Records for this exercise START

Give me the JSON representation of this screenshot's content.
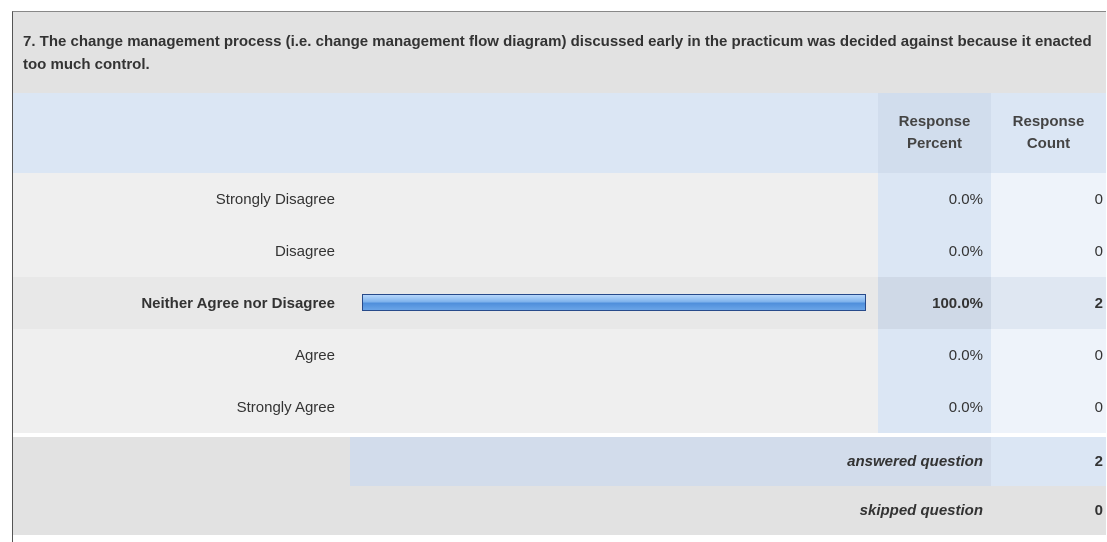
{
  "question": {
    "text": "7. The change management process (i.e. change management flow diagram) discussed early in the practicum was decided against because it enacted too much control."
  },
  "table": {
    "header": {
      "response_percent": "Response Percent",
      "response_count": "Response Count"
    },
    "rows": [
      {
        "label": "Strongly Disagree",
        "percent": "0.0%",
        "count": "0",
        "fraction": 0.0
      },
      {
        "label": "Disagree",
        "percent": "0.0%",
        "count": "0",
        "fraction": 0.0
      },
      {
        "label": "Neither Agree nor Disagree",
        "percent": "100.0%",
        "count": "2",
        "fraction": 1.0
      },
      {
        "label": "Agree",
        "percent": "0.0%",
        "count": "0",
        "fraction": 0.0
      },
      {
        "label": "Strongly Agree",
        "percent": "0.0%",
        "count": "0",
        "fraction": 0.0
      }
    ]
  },
  "summary": {
    "answered_label": "answered question",
    "answered_value": "2",
    "skipped_label": "skipped question",
    "skipped_value": "0"
  },
  "colors": {
    "bar_fill": "#6aa5e8",
    "bar_border": "#274a8a",
    "header_band": "#dbe6f4"
  }
}
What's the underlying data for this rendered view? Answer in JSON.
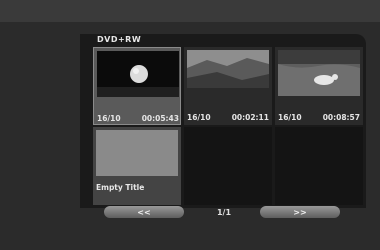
{
  "disc": {
    "type": "DVD+RW"
  },
  "titles": [
    {
      "date": "16/10",
      "duration": "00:05:43",
      "thumbnail": "ball-on-dark-icon",
      "selected": true
    },
    {
      "date": "16/10",
      "duration": "00:02:11",
      "thumbnail": "landscape-icon",
      "selected": false
    },
    {
      "date": "16/10",
      "duration": "00:08:57",
      "thumbnail": "animal-in-field-icon",
      "selected": false
    }
  ],
  "empty_title": {
    "label": "Empty Title"
  },
  "nav": {
    "prev_label": "<<",
    "page": "1/1",
    "next_label": ">>"
  },
  "colors": {
    "background": "#2b2b2b",
    "panel": "#1a1a1a",
    "selected": "#5a5a5a",
    "text": "#e8e8e8"
  }
}
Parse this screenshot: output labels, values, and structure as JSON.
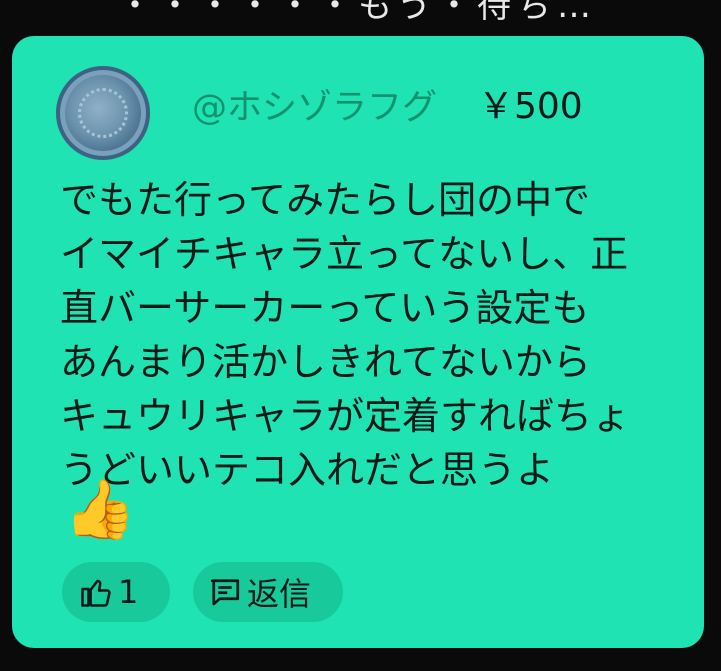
{
  "top_strip": {
    "partial_text": "・・・・・・もう・待ち…"
  },
  "comment_card": {
    "background_color": "#1fe3b3",
    "username": "@ホシゾラフグ",
    "amount": "￥500",
    "body_lines": [
      "でもた行ってみたらし団の中で",
      "イマイチキャラ立ってないし、正",
      "直バーサーカーっていう設定も",
      "あんまり活かしきれてないから",
      "キュウリキャラが定着すればちょ",
      "うどいいテコ入れだと思うよ"
    ],
    "emoji": "👍",
    "actions": {
      "like_icon": "thumbs-up-icon",
      "like_count": "1",
      "reply_icon": "comment-icon",
      "reply_label": "返信"
    }
  }
}
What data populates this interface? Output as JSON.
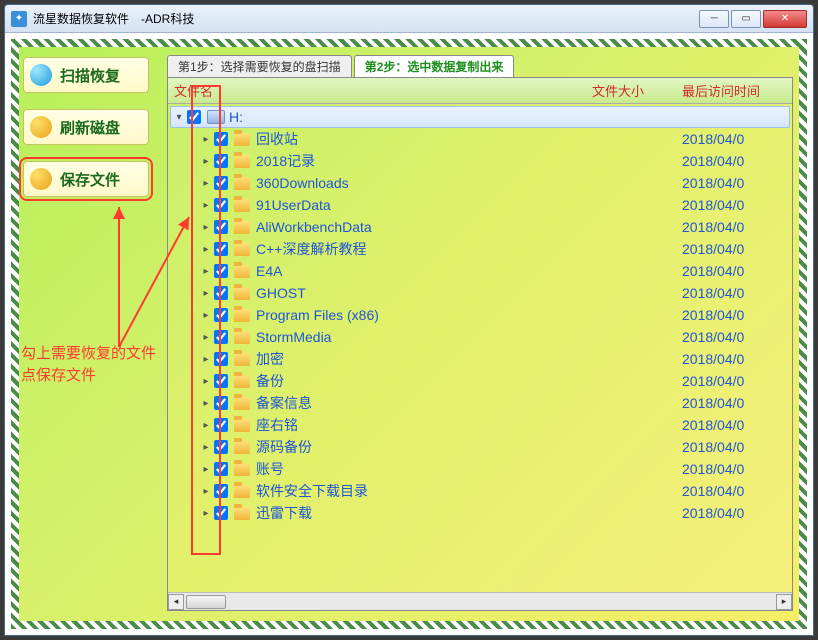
{
  "window": {
    "title": "流星数据恢复软件　-ADR科技"
  },
  "sidebar": {
    "scan_label": "扫描恢复",
    "refresh_label": "刷新磁盘",
    "save_label": "保存文件"
  },
  "tabs": {
    "step1": "第1步：选择需要恢复的盘扫描",
    "step2": "第2步：选中数据复制出来"
  },
  "columns": {
    "name": "文件名",
    "size": "文件大小",
    "time": "最后访问时间"
  },
  "root": {
    "label": "H:"
  },
  "files": [
    {
      "name": "回收站",
      "time": "2018/04/0"
    },
    {
      "name": "2018记录",
      "time": "2018/04/0"
    },
    {
      "name": "360Downloads",
      "time": "2018/04/0"
    },
    {
      "name": "91UserData",
      "time": "2018/04/0"
    },
    {
      "name": "AliWorkbenchData",
      "time": "2018/04/0"
    },
    {
      "name": "C++深度解析教程",
      "time": "2018/04/0"
    },
    {
      "name": "E4A",
      "time": "2018/04/0"
    },
    {
      "name": "GHOST",
      "time": "2018/04/0"
    },
    {
      "name": "Program Files (x86)",
      "time": "2018/04/0"
    },
    {
      "name": "StormMedia",
      "time": "2018/04/0"
    },
    {
      "name": "加密",
      "time": "2018/04/0"
    },
    {
      "name": "备份",
      "time": "2018/04/0"
    },
    {
      "name": "备案信息",
      "time": "2018/04/0"
    },
    {
      "name": "座右铭",
      "time": "2018/04/0"
    },
    {
      "name": "源码备份",
      "time": "2018/04/0"
    },
    {
      "name": "账号",
      "time": "2018/04/0"
    },
    {
      "name": "软件安全下载目录",
      "time": "2018/04/0"
    },
    {
      "name": "迅雷下载",
      "time": "2018/04/0"
    }
  ],
  "annotation": {
    "line1": "勾上需要恢复的文件",
    "line2": "点保存文件"
  }
}
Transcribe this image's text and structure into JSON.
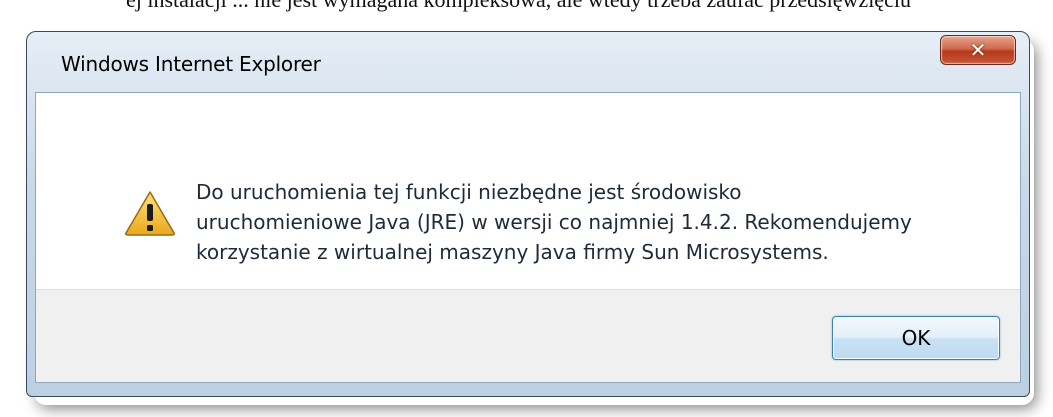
{
  "background_text": "ej instalacji ... nie jest wymagana kompleksowa, ale wtedy trzeba zaufać przedsięwzięciu",
  "dialog": {
    "title": "Windows Internet Explorer",
    "close_label": "✕",
    "icon": "warning-icon",
    "message": "Do uruchomienia tej funkcji niezbędne jest środowisko\nuruchomieniowe Java (JRE) w wersji co najmniej 1.4.2. Rekomendujemy\nkorzystanie z wirtualnej maszyny Java firmy Sun Microsystems.",
    "ok_label": "OK"
  },
  "colors": {
    "close_button": "#c85637",
    "ok_border": "#3c7fb1",
    "warning_fill": "#f6c23a"
  }
}
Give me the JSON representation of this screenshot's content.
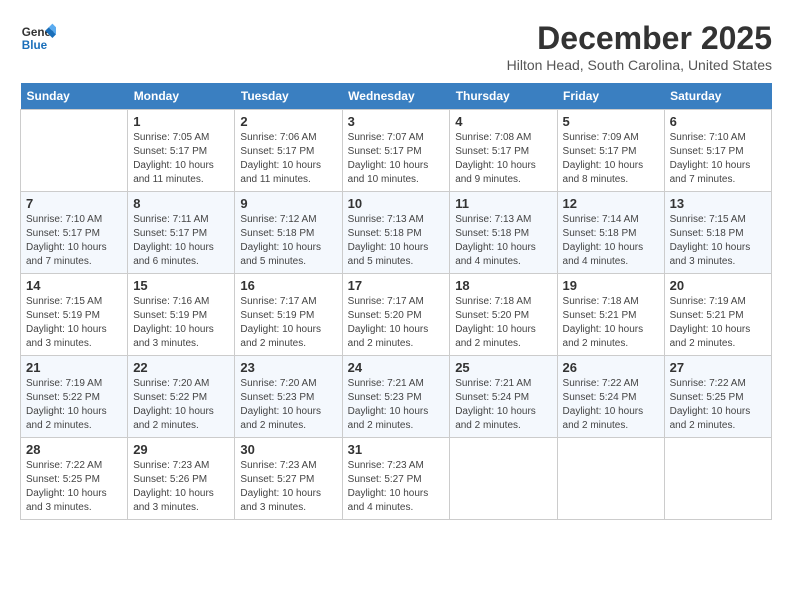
{
  "header": {
    "logo_line1": "General",
    "logo_line2": "Blue",
    "month_title": "December 2025",
    "location": "Hilton Head, South Carolina, United States"
  },
  "days_of_week": [
    "Sunday",
    "Monday",
    "Tuesday",
    "Wednesday",
    "Thursday",
    "Friday",
    "Saturday"
  ],
  "weeks": [
    [
      {
        "num": "",
        "info": ""
      },
      {
        "num": "1",
        "info": "Sunrise: 7:05 AM\nSunset: 5:17 PM\nDaylight: 10 hours and 11 minutes."
      },
      {
        "num": "2",
        "info": "Sunrise: 7:06 AM\nSunset: 5:17 PM\nDaylight: 10 hours and 11 minutes."
      },
      {
        "num": "3",
        "info": "Sunrise: 7:07 AM\nSunset: 5:17 PM\nDaylight: 10 hours and 10 minutes."
      },
      {
        "num": "4",
        "info": "Sunrise: 7:08 AM\nSunset: 5:17 PM\nDaylight: 10 hours and 9 minutes."
      },
      {
        "num": "5",
        "info": "Sunrise: 7:09 AM\nSunset: 5:17 PM\nDaylight: 10 hours and 8 minutes."
      },
      {
        "num": "6",
        "info": "Sunrise: 7:10 AM\nSunset: 5:17 PM\nDaylight: 10 hours and 7 minutes."
      }
    ],
    [
      {
        "num": "7",
        "info": "Sunrise: 7:10 AM\nSunset: 5:17 PM\nDaylight: 10 hours and 7 minutes."
      },
      {
        "num": "8",
        "info": "Sunrise: 7:11 AM\nSunset: 5:17 PM\nDaylight: 10 hours and 6 minutes."
      },
      {
        "num": "9",
        "info": "Sunrise: 7:12 AM\nSunset: 5:18 PM\nDaylight: 10 hours and 5 minutes."
      },
      {
        "num": "10",
        "info": "Sunrise: 7:13 AM\nSunset: 5:18 PM\nDaylight: 10 hours and 5 minutes."
      },
      {
        "num": "11",
        "info": "Sunrise: 7:13 AM\nSunset: 5:18 PM\nDaylight: 10 hours and 4 minutes."
      },
      {
        "num": "12",
        "info": "Sunrise: 7:14 AM\nSunset: 5:18 PM\nDaylight: 10 hours and 4 minutes."
      },
      {
        "num": "13",
        "info": "Sunrise: 7:15 AM\nSunset: 5:18 PM\nDaylight: 10 hours and 3 minutes."
      }
    ],
    [
      {
        "num": "14",
        "info": "Sunrise: 7:15 AM\nSunset: 5:19 PM\nDaylight: 10 hours and 3 minutes."
      },
      {
        "num": "15",
        "info": "Sunrise: 7:16 AM\nSunset: 5:19 PM\nDaylight: 10 hours and 3 minutes."
      },
      {
        "num": "16",
        "info": "Sunrise: 7:17 AM\nSunset: 5:19 PM\nDaylight: 10 hours and 2 minutes."
      },
      {
        "num": "17",
        "info": "Sunrise: 7:17 AM\nSunset: 5:20 PM\nDaylight: 10 hours and 2 minutes."
      },
      {
        "num": "18",
        "info": "Sunrise: 7:18 AM\nSunset: 5:20 PM\nDaylight: 10 hours and 2 minutes."
      },
      {
        "num": "19",
        "info": "Sunrise: 7:18 AM\nSunset: 5:21 PM\nDaylight: 10 hours and 2 minutes."
      },
      {
        "num": "20",
        "info": "Sunrise: 7:19 AM\nSunset: 5:21 PM\nDaylight: 10 hours and 2 minutes."
      }
    ],
    [
      {
        "num": "21",
        "info": "Sunrise: 7:19 AM\nSunset: 5:22 PM\nDaylight: 10 hours and 2 minutes."
      },
      {
        "num": "22",
        "info": "Sunrise: 7:20 AM\nSunset: 5:22 PM\nDaylight: 10 hours and 2 minutes."
      },
      {
        "num": "23",
        "info": "Sunrise: 7:20 AM\nSunset: 5:23 PM\nDaylight: 10 hours and 2 minutes."
      },
      {
        "num": "24",
        "info": "Sunrise: 7:21 AM\nSunset: 5:23 PM\nDaylight: 10 hours and 2 minutes."
      },
      {
        "num": "25",
        "info": "Sunrise: 7:21 AM\nSunset: 5:24 PM\nDaylight: 10 hours and 2 minutes."
      },
      {
        "num": "26",
        "info": "Sunrise: 7:22 AM\nSunset: 5:24 PM\nDaylight: 10 hours and 2 minutes."
      },
      {
        "num": "27",
        "info": "Sunrise: 7:22 AM\nSunset: 5:25 PM\nDaylight: 10 hours and 2 minutes."
      }
    ],
    [
      {
        "num": "28",
        "info": "Sunrise: 7:22 AM\nSunset: 5:25 PM\nDaylight: 10 hours and 3 minutes."
      },
      {
        "num": "29",
        "info": "Sunrise: 7:23 AM\nSunset: 5:26 PM\nDaylight: 10 hours and 3 minutes."
      },
      {
        "num": "30",
        "info": "Sunrise: 7:23 AM\nSunset: 5:27 PM\nDaylight: 10 hours and 3 minutes."
      },
      {
        "num": "31",
        "info": "Sunrise: 7:23 AM\nSunset: 5:27 PM\nDaylight: 10 hours and 4 minutes."
      },
      {
        "num": "",
        "info": ""
      },
      {
        "num": "",
        "info": ""
      },
      {
        "num": "",
        "info": ""
      }
    ]
  ]
}
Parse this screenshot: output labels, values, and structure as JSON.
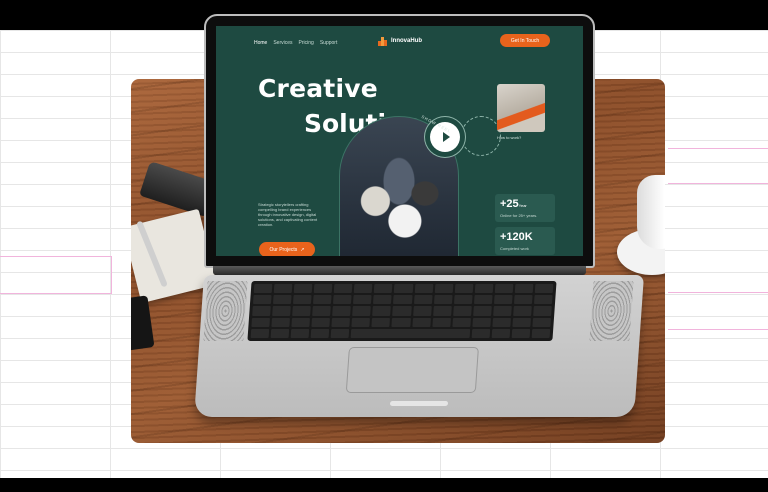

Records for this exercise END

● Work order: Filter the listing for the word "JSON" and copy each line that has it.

● Reply:
Give me the JSON representation of this screenshot's content.
What's the underlying data for this rendered view? Answer in JSON.
Parse this screenshot: output labels, values, and structure as JSON.
What data populates this interface? Output as JSON.
Transcribe this image's text and structure into JSON.
Give me the JSON representation of this screenshot's content.
Parse this screenshot: output labels, values, and structure as JSON.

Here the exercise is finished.